Nissan Motor officials dismissed rumors that the troubled automaker is looking to sell of part or all of its stake in smaller Japanese automaker Mitsubishi Motors.
While still under the leadership of former CEO Carlos Ghosn, Nissan purchased a 34% stake in Mitsubishi which was suspected of teetering on the brink of bankruptcy. Since then, Nissan’s experienced it own difficulties, including the sudden and controversial departure of Ghosn, who was arrested by Japanese prosecutors, on charges of financial malfeasance — much of that coming from information provided by Nissan.
“We are not in any discussion or consideration of changing the capital structure in our partner companies. We are moving ahead with many projects,” Nissan COO Ashwani Gupta said in an interview at the Reuters Automotive Summit teleconference.
(Nissan reports smaller loss than expected for second quarter earnings.)
Gupta was responding to a report from Bloomberg News, which cited unidentified sources who said the company was looking to sell off the third leg of Renault Nissan Mitsubishi Alliance. Ghosn paid $2.3 billion for the struggling automaker, and he was later named chairman of it. The move mirrored the $6 billion acquisition of Nissan, led by Ghosn as Renault’s chief, in 1999.
He quickly eliminated the possibility of a full takeover of the smaller Japanese company, suggesting the plan was to share platforms and accelerate development of electrified powertrains. That all went by the wayside with Ghosn’s arrest in November 2018 and his subsequent ouster.
Since then Nissan’s sales have steadily decline, and the current CEO Makoto Uchida – one successor removed from Ghosn – is looking to lead the automaker back into the black, with a smaller portfolio of more profitable vehicles.
The company reported a record operating loss of $3.2 billion for its second quarter, which was 28% better than the company forecast earlier. Strong sales in China, which is farther along in its recovery from the COVID-19 pandemic than the rest of the world, plus improving sales in the U.S. helped cut into the operating loss. Sales in China rose 4% during the quarter, including 12.8% in September.
(Nissan aims to be back in black next year.)
The company’s revenues dropped as well, falling to $18.2 billion from $25 billion during the year-ago period. Overall, through the first six months of fiscal year 2020, Nissan’s revenue has fallen 38.1% while profits have shifted to significant losses in the interim with its operating margin moving from 0.6% down to a -5.1 percent.
However, Nissan’s CEO Makoto Uchida said the company’s recovery plan, Nissan NEXT, is having positive impact on the company’s bottom line.
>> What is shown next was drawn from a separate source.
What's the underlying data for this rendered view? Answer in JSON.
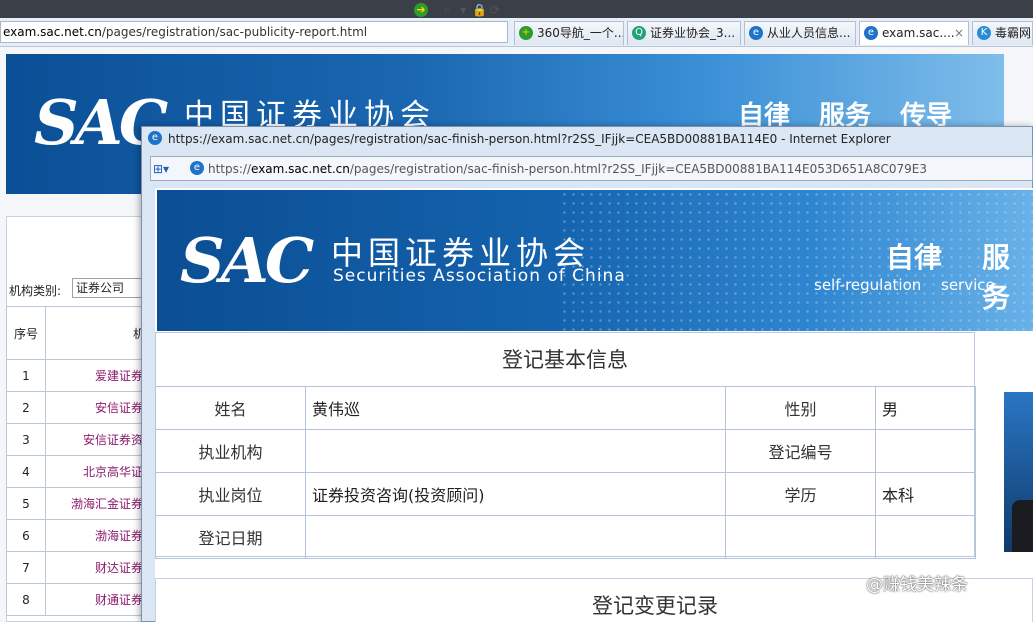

Currently, the focus centers on three points:
- Improving quality of sales by focusing on retail sales, lowering incentives and improving revenue per unit;
- Reducing inventory levels between Nissan and dealers; and,
- Reducing fixed costs and optimizing costs across business operations
Officials noted it expects to reduce fixed costs by 300 billion yen by the end of FY 2020. Additionally, the company added to its liquidity to help it through the pandemic and its restructuring plans, issuing $8 billion and 2 billion euros in debt, and had a 2 trillion-yen credit line with lenders.
(Nissan takes aim at former CEO with $95M lawsuit, Ghosn fires back in new book.)
As a result of the better than expected news, Nissan revised its earnings forecast, predicting a full-year operating loss of 340 billion yen compares with the 470 billion-yen loss it forecast three months ago. It also raised is global sales forecast to 4.165 million vehicles compared with 4.13 million earlier. However, that’s still a significant drop from last year’s 4.93 million vehicles.